Tipping the balance towards creating hurricanes and tornadoes will naturally counter the thermal effects of greenhouse gas emissions.
Hurricanes and Tornadoes are natural global coolers. They transport energy from the earth’s surface to the upper atmosphere where it is more effectively radiated to space. They also provide a reflective cloud layer that reduces incident solar energy. Triggering tropical storms earlier in their season and at points further along their normal paths will create more hurricanes of lower intensity. This will result in a greeter area of tropical cloud cover, reducing the energy available for later storms as well as limiting storm strength by the counter-flow of adjacent storms. On a smaller scale, triggering tornadoes earlier in the daily thermal cycle of “Tornado Alley” will release the energy trapped near the ground before it builds the potential for extensive damage.
Hurricanes form naturally when ocean temperatures are locally warm enough to initiate convection that is organized into a vortex by the Coriolis Effect. The air’s acceleration over the sea surface increases the thermal energy transfer which cyclically increases the convection. Triggering the process earlier in the season can be accomplished by locally increasing the water temperature using large black tarp combined with deflecting airfoils deployed about the tarp’s perimeter to initiate vorticity. This could also be accomplished at higher temperatures on a smaller physical scale through combustion and deflection vanes to create a “fire-nado” to get the storm started.
Tornadoes similarly form on a more local scale when the ground heats up through the course of a day and thermal energy gets trapped immediately above the ground by a cooler air cap above it. A “fire-nado” can trigger a small local tornado that dissipates trapped energy before a larger more dangerous tornado can be formed. Tornadoes can also be triggered by a more permanent local blacktop surface surrounded by vortex inducing deflectors.
Category of the action
Mitigation - What U.S. Federal Agencies can do to mitigate climate change
What actions do you propose?
Review climate conditions that are conducive to tornado formation. Determine candidate conditions, in areas of sparse population, for early starting of tornado.
Design “fire-nado” generation truck and develop deployment procedure
Deploy truck to candidate position in the US mid-west and activate to stimulate tornado formation.
Repeat daily for several weeks to determine effects upon natural tornado formation. If successful, determine location for permanent tornado generating facilities.
Similar action on much larger scale is need for hurricane generation. This would probably involve deployment of naval equipment such as aircraft carrier using jet engines and aircraft control surfaces to initiate tropical storms.
Who will take these actions?
NOAA, Woods Hole Oceanographic Institute
Where will these actions be taken?
Determination of candidate conditions would occur at NOAA or WHOI research lab.
Tornado deployment would occur in mid-west United States; "tornado alley".
Hurricane deployment would initially occur in Gulf of Mexico. This would limit triggered storm size as well as international liabilities.

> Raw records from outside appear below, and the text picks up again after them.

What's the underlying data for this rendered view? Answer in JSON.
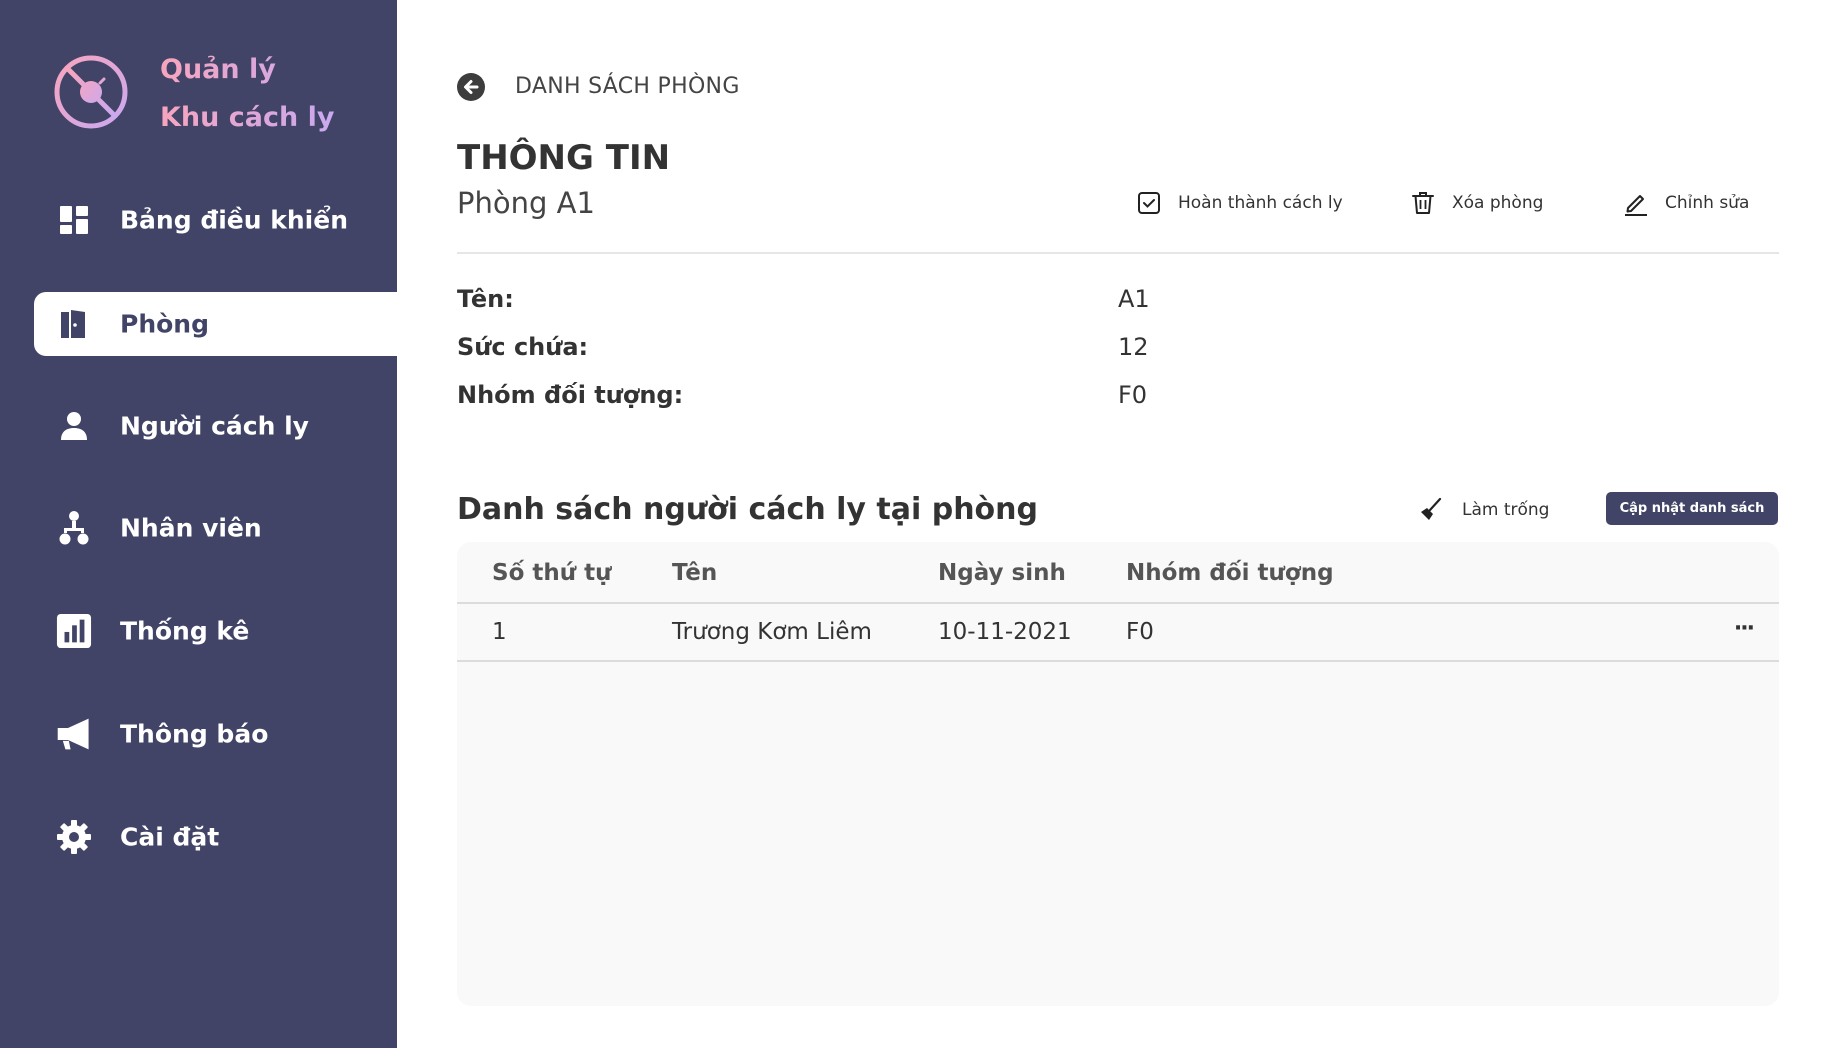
{
  "sidebar": {
    "brand_line1": "Quản lý",
    "brand_line2": "Khu cách ly",
    "logo_icon": "virus-blocked-icon",
    "items": [
      {
        "label": "Bảng điều khiển",
        "icon": "dashboard-icon"
      },
      {
        "label": "Phòng",
        "icon": "door-icon",
        "active": true
      },
      {
        "label": "Người cách ly",
        "icon": "person-icon"
      },
      {
        "label": "Nhân viên",
        "icon": "org-chart-icon"
      },
      {
        "label": "Thống kê",
        "icon": "bar-chart-icon"
      },
      {
        "label": "Thông báo",
        "icon": "megaphone-icon"
      },
      {
        "label": "Cài đặt",
        "icon": "gear-icon"
      }
    ]
  },
  "header": {
    "breadcrumb": "DANH SÁCH PHÒNG",
    "title": "THÔNG TIN",
    "subtitle": "Phòng A1"
  },
  "actions": {
    "complete": "Hoàn thành cách ly",
    "delete": "Xóa phòng",
    "edit": "Chỉnh sửa"
  },
  "info": [
    {
      "label": "Tên:",
      "value": "A1"
    },
    {
      "label": "Sức chứa:",
      "value": "12"
    },
    {
      "label": "Nhóm đối tượng:",
      "value": "F0"
    }
  ],
  "list": {
    "title": "Danh sách người cách ly tại phòng",
    "clear_label": "Làm trống",
    "update_label": "Cập nhật danh sách",
    "columns": [
      "Số thứ tự",
      "Tên",
      "Ngày sinh",
      "Nhóm đối tượng"
    ],
    "rows": [
      {
        "index": "1",
        "name": "Trương Kơm Liêm",
        "dob": "10-11-2021",
        "group": "F0",
        "more": "···"
      }
    ]
  },
  "colors": {
    "sidebar": "#414466",
    "brand_gradient_start": "#f8a5be",
    "brand_gradient_end": "#c9a9f0",
    "button": "#414466"
  }
}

How much will emissions be reduced or sequestered vs. business as usual levels?
This proposal is intended to counter the thermal effects of greenhouse gas emissions while other emission reducing strategies are implemented.
What are other key benefits?
Wind turbines placed outside the perimeter of a tornado generating facility would have a predictable daily airflow pattern. Tornadoes and hurricanes could be triggered to alleviate droughts
What are the proposal’s costs?
Tornado generator $10 Million
Hurricane generator $200 Million
Any damage caused by a “triggered” storm will be blamed on the entity creating the storm, regardless of the likelihood that a later, larger natural storm would cause more damage.
If successful as intended, this initiative would address the thermal detriment caused by greenhouse gas emission. It will It would not likely improve, and may exacerbate, the chemical impact of greenhouse gases (i.e. ocean acidification)
Short term for initial studies and deployments.
Mid term for permanent installations.
An earlier climate Co Lab proposal described an elaborate structure for "steering" hurricanes. While the intent was similar to this proposal, the design and construction of such a large device that would be deployed for every hurricane seems unfeasible.
The proposal is based upon basic understanding of meteorology from high school texts.